The sole question presented, therefore, is whether or not HRC has the proper subject matter jurisdiction over Complainant's complaint to adjudicate his allegations
[ 118 Pa. Commw. Page 167]
of employment discrimination based upon age and physical disability.
Section 3 of the Pennsylvania Human Relations Act (Act)*fn2 establishes the right to be free from discrimination in employment as an enforceable civil right. Moreover, Section 4 of the Act, 43 P.S. § 954, sets forth the definitions which control how its provisions will be applied. Thus, our analysis of whether or not HRC has subject matter jurisdiction over an employment discrimination complaint, brought against OVR by an individual who alleges that OVR discriminatorily refused to refer him, must begin with an analysis of the definitions of "employee" and "employment agency" under Section 4 of the Act.
In its brief, HRC contends that OVR is subject to its jurisdiction as an employer of Complainant. We disagree. As the Act states:
The term 'employer' includes the Commonwealth or any political subdivision or board, department, commission or school district thereof and any person employing four persons or more within the Commonwealth, . . . .

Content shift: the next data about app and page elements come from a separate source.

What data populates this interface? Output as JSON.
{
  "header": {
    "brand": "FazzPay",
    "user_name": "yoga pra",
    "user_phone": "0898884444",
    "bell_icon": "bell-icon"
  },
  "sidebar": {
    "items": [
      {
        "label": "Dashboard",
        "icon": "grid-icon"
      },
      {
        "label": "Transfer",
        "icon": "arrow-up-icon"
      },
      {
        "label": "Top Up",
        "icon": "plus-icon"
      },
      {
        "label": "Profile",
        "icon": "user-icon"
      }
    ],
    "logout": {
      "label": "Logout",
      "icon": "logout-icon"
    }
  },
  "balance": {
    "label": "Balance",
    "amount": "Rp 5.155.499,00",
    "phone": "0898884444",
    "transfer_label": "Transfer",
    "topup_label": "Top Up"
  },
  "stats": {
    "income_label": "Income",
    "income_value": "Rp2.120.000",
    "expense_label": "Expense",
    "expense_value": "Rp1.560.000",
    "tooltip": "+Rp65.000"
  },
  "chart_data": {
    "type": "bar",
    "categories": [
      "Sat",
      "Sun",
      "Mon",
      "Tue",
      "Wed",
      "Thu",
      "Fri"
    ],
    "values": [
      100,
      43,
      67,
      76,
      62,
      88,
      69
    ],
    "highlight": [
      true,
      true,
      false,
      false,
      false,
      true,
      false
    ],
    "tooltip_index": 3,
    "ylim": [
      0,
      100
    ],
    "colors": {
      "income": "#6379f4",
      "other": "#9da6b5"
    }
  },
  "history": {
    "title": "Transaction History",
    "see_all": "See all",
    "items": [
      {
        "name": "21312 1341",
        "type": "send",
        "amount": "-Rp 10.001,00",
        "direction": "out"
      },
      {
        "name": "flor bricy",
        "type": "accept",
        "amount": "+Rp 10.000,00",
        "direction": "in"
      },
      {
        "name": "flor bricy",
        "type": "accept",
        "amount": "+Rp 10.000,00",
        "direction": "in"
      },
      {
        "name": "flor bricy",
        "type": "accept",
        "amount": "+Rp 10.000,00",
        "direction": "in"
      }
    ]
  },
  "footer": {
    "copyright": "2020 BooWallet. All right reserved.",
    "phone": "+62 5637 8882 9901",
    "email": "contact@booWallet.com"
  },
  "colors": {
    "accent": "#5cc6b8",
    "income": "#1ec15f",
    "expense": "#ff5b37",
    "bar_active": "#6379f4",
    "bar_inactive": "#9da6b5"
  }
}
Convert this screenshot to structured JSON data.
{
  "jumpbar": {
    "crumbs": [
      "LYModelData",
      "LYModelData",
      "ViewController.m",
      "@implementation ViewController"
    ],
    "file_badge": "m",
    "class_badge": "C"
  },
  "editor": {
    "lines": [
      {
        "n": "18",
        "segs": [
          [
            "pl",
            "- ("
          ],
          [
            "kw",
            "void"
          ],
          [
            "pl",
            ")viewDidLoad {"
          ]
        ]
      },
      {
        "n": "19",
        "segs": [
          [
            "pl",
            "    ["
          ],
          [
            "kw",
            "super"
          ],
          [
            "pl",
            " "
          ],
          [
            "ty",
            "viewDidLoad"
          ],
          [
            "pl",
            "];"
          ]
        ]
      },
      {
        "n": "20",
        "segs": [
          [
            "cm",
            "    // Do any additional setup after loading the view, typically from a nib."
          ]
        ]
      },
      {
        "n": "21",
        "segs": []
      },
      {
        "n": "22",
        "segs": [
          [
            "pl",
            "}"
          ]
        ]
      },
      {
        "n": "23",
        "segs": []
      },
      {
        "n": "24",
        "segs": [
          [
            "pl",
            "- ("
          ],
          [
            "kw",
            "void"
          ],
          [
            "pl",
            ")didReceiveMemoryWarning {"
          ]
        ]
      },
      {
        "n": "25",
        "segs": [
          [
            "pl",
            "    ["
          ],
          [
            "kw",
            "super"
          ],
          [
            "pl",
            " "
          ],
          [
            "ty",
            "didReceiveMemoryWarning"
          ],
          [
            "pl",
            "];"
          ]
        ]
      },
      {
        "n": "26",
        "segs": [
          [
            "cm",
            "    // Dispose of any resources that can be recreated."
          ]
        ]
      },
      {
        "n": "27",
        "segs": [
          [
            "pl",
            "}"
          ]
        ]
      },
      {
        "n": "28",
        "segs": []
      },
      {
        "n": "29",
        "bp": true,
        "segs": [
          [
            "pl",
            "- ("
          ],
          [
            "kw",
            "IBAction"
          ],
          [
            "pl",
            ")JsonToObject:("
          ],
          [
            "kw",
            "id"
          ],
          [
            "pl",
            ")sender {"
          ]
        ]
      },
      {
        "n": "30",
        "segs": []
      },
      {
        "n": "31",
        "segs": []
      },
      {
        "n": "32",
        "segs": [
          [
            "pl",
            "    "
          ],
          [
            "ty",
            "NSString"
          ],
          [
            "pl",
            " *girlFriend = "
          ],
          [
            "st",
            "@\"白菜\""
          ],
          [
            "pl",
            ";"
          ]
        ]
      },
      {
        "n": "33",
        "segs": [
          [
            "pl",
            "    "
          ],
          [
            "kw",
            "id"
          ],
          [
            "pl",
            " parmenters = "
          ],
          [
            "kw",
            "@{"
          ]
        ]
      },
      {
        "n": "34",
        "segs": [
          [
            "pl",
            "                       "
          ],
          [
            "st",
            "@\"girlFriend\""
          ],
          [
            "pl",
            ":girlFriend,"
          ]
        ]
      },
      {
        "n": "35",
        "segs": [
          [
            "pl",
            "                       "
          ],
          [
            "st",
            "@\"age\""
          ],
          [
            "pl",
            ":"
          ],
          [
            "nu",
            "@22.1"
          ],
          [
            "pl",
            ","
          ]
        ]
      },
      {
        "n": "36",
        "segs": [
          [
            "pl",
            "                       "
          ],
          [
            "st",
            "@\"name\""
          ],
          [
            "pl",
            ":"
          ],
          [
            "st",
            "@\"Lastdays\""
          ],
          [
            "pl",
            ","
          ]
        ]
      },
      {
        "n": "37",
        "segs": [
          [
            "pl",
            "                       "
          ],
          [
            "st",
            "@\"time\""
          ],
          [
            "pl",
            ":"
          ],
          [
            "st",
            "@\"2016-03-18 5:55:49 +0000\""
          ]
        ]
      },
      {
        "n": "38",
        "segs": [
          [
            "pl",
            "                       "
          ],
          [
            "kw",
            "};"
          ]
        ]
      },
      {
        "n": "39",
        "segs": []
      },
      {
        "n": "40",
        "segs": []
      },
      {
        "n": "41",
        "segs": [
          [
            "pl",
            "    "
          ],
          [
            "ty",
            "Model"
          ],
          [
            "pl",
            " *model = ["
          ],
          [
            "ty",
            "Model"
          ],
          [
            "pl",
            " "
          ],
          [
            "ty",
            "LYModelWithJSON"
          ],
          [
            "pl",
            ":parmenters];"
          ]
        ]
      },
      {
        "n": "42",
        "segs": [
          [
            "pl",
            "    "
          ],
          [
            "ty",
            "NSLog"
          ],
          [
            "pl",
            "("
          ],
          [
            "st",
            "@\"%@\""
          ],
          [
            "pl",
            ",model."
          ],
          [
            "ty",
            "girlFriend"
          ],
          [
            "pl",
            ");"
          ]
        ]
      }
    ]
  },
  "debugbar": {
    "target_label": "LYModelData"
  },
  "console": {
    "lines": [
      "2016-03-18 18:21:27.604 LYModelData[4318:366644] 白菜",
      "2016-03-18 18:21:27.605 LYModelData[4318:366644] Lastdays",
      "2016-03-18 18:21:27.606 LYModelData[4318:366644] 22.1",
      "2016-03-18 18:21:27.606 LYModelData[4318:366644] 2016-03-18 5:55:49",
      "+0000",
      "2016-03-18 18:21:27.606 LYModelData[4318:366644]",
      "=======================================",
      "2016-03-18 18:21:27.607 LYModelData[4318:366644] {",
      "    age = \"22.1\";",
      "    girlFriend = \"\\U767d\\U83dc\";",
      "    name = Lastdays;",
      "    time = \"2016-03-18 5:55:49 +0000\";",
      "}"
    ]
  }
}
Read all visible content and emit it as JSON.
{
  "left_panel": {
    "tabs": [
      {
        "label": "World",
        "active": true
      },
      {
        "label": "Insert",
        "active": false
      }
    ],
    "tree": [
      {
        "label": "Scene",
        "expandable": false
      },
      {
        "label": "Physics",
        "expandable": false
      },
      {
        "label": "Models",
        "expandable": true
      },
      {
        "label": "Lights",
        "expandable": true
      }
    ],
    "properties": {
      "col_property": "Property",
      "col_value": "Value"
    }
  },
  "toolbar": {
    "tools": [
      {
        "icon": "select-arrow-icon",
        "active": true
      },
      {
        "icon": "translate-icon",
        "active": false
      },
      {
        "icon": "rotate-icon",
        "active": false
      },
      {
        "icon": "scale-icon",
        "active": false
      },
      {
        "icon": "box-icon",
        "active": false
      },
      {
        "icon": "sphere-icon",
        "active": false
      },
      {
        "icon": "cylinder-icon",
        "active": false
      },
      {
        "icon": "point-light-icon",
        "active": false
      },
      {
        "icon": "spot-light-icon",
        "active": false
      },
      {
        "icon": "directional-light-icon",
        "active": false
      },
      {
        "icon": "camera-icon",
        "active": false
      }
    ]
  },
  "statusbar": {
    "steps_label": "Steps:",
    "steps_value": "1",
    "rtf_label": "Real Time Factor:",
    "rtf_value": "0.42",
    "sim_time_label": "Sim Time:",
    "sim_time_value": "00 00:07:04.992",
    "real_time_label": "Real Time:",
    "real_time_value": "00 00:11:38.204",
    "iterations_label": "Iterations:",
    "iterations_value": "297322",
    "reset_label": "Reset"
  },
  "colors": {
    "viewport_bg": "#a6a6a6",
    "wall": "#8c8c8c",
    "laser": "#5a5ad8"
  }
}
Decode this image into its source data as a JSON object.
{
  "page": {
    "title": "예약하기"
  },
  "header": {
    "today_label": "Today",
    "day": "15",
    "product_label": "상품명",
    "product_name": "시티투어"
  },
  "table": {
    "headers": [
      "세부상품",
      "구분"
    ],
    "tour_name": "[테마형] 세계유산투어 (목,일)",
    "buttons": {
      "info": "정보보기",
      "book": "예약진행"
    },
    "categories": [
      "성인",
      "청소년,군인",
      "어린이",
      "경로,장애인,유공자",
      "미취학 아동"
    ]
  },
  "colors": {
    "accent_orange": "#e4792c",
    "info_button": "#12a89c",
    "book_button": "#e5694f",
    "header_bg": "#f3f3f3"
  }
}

[ 118 Pa. Commw. Page 168]
Section 4(b) of the Act, 43 P.S. § 954(b). Thus, OVR, as a Commonwealth agency, is an employer under Section 4(b) of the Act; it does not follow, however, that OVR was ever Complainant's employer. In the present case, Complainant never alleged that he sought employment with OVR and was denied a job because of his age or non-job related handicap. Rather, Complainant averred that OVR refused to refer him to a part-time position in a carpentry shop which was available and for which he was fully qualified. As this Court observed in Harmony Volunteer Fire Company and Relief Association v. Pennsylvania Page 168} Human Relations Commission, 73 Pa. Commonwealth Ct. 596, 459 A.2d 439 (1983), the Act fails to define "employment," and so a court faced with the question of whether or not an employment relationship was contemplated by the parties must look to the common law principles governing master-servant relationships. As the Harmony Court explained:
In a 1906 case, our Supreme Court discussed the standard which is still in effect. '"The relation of master and servant exists where the employer has the right to select the employee, the power to remove and discharge him, and the right to direct both what work shall be done, and the way and manner in which it shall be done."'
Id. at 601, 459 A.2d at 442 (quoting McColligan v. Pennsylvania Railroad Co., 214 Pa. 229, ...